Change may be the only constant in the past three years. Most of us have found it difficult to live in a period of continuing noticeable change.  We say we like change – but mostly we like change we can control.  Research shows many people are suffering from mental health issues, driven in many cases by the lack of control individuals felt over their lives. Business owners are at very high risk of burnout. Employees are rethinking their work and career choices. Besides reminding my readers to care a bit extra for themselves now, here is some info to help.

An American Psychological Association 2022 study indicates that workers want more mental health support at work. Workers define this in many ways: respect for time off, flexible hours, remote and hybrid work options, four-day work week, and more support from their managers for their needs.

Many organizations in the Metro DC area (and across the country) are looking at wellness programs. These include a pretty wide range of things:

  • If you offer health insurance, be sure employees know the mental health coverage which is included.
  • Employee Assistance Programs (EAP) can be purchased separately – they offer assistance, counseling information, and support via telehealth or telephone.
  • Organizations are now offering complete closures for a full week – usually between Christmas and New Years as paid leave.
  • Some add 1-3 ‘mental health days’  to paid time off programs or are trying 4.5 day workweeks all year long instead of summers only.
  • Some provide information for validated on-line training programs related to mental health.

You may also want to make your employees aware of the mental health services available:

This article on the impact of all the Covid changes, especially on those who worked from home or remotely, on returning to work may be of interest to some of you. It may help how you and your managers work with people.

McKinsey article on why your employees are leaving

After-Action Reports
Have you done an ‘after action report’ on what happened with your business over this time? While the term comes from the military, such reports are a vital way to assess your business and learn from your own past.  Done well they help codify important changes and provide a guide for future challenges you will face.  This is best done by an executive with input from specialist functions and other managers.

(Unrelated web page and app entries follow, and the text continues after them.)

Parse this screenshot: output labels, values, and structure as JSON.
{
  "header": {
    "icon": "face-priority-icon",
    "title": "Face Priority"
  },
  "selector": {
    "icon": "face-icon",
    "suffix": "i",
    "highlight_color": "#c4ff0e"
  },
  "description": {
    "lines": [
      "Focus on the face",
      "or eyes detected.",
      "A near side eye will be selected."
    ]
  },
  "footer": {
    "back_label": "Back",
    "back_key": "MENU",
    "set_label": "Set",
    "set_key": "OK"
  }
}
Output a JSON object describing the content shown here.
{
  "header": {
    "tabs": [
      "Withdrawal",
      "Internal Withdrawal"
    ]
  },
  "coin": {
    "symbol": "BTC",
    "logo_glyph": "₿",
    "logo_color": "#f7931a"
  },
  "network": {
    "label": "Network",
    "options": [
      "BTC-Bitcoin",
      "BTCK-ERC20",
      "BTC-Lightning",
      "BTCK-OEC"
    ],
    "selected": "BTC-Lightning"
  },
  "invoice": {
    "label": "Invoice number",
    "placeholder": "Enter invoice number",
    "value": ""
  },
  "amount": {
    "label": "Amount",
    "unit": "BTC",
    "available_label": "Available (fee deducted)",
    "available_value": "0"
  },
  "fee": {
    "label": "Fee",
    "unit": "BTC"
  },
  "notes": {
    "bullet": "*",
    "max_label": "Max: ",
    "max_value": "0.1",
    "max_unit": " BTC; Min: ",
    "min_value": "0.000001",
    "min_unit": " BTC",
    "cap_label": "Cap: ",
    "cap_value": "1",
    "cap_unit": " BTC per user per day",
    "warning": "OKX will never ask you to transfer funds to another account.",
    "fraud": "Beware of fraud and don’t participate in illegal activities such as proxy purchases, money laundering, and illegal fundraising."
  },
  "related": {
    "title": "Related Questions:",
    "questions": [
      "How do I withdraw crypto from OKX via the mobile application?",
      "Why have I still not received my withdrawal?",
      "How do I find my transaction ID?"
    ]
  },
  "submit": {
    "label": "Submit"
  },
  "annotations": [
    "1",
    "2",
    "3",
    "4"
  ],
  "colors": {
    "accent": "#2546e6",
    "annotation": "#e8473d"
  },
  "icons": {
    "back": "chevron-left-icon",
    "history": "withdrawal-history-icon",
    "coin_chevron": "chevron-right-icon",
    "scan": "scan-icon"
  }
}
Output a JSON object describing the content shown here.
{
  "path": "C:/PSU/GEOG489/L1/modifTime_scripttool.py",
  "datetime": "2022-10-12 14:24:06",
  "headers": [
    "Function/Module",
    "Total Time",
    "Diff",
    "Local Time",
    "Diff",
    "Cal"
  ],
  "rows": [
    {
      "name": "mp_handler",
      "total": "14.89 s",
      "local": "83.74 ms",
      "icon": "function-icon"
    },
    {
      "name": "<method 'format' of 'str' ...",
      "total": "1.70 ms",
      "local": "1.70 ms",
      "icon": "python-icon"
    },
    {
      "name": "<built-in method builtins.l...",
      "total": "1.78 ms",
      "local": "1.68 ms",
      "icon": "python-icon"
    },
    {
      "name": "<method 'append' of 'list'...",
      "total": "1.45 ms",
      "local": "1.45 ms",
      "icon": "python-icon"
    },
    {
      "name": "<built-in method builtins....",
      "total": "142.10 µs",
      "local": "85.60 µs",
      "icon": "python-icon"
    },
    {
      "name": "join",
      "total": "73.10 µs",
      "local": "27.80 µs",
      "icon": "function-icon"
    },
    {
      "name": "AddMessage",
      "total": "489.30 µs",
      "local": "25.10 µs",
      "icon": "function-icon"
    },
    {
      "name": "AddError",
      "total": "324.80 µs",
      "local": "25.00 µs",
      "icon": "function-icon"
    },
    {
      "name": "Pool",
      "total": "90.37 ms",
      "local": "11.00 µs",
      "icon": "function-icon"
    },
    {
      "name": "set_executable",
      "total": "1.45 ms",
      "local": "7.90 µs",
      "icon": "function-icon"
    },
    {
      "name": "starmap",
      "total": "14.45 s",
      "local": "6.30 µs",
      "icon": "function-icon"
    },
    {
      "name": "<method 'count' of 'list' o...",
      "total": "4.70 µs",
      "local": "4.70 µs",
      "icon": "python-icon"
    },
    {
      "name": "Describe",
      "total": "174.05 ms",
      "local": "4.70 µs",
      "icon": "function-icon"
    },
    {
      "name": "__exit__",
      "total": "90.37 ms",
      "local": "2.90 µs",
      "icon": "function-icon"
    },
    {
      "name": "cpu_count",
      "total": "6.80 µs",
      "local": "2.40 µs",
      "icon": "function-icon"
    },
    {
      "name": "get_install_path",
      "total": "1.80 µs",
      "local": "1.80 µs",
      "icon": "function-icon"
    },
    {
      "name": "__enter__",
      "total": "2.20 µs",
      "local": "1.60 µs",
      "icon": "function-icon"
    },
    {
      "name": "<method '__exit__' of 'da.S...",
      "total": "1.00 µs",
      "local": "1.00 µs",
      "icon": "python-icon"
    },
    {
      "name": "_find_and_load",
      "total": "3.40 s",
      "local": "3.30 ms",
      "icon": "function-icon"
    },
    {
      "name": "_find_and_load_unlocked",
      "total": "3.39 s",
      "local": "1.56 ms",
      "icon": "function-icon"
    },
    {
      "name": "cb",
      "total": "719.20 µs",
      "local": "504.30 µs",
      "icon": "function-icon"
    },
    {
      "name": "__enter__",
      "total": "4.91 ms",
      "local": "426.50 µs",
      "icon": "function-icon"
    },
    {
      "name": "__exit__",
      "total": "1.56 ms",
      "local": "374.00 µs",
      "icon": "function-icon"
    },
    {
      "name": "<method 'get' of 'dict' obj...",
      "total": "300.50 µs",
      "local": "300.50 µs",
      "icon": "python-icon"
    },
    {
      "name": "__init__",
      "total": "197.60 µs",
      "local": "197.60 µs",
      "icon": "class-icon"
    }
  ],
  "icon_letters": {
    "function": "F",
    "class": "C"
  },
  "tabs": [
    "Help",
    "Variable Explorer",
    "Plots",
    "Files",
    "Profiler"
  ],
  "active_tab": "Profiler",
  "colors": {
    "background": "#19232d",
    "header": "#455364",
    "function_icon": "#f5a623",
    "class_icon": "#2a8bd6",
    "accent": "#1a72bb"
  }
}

  • Look at the positives and the negatives and document them both.
  • What did you do that worked well?
  • How much of a pivot in your product or services did you make and how did you do it?
  • If a pivot was not required, what changes were?  Which were effective?
  • How flexible you were with work hours/location/duties?
  • Did you find processes you changed that were more or less effective? Why?
  • Did you adopt new technologies or adapt existing ones or both?
  • What policies, practices, goals do you want to keep? Which can be eliminated?
  • What did you learn in the process of all these changes?
  • What do you want to document for the future in detail?

This can be a valuable way to assess your business now and to guide it forward.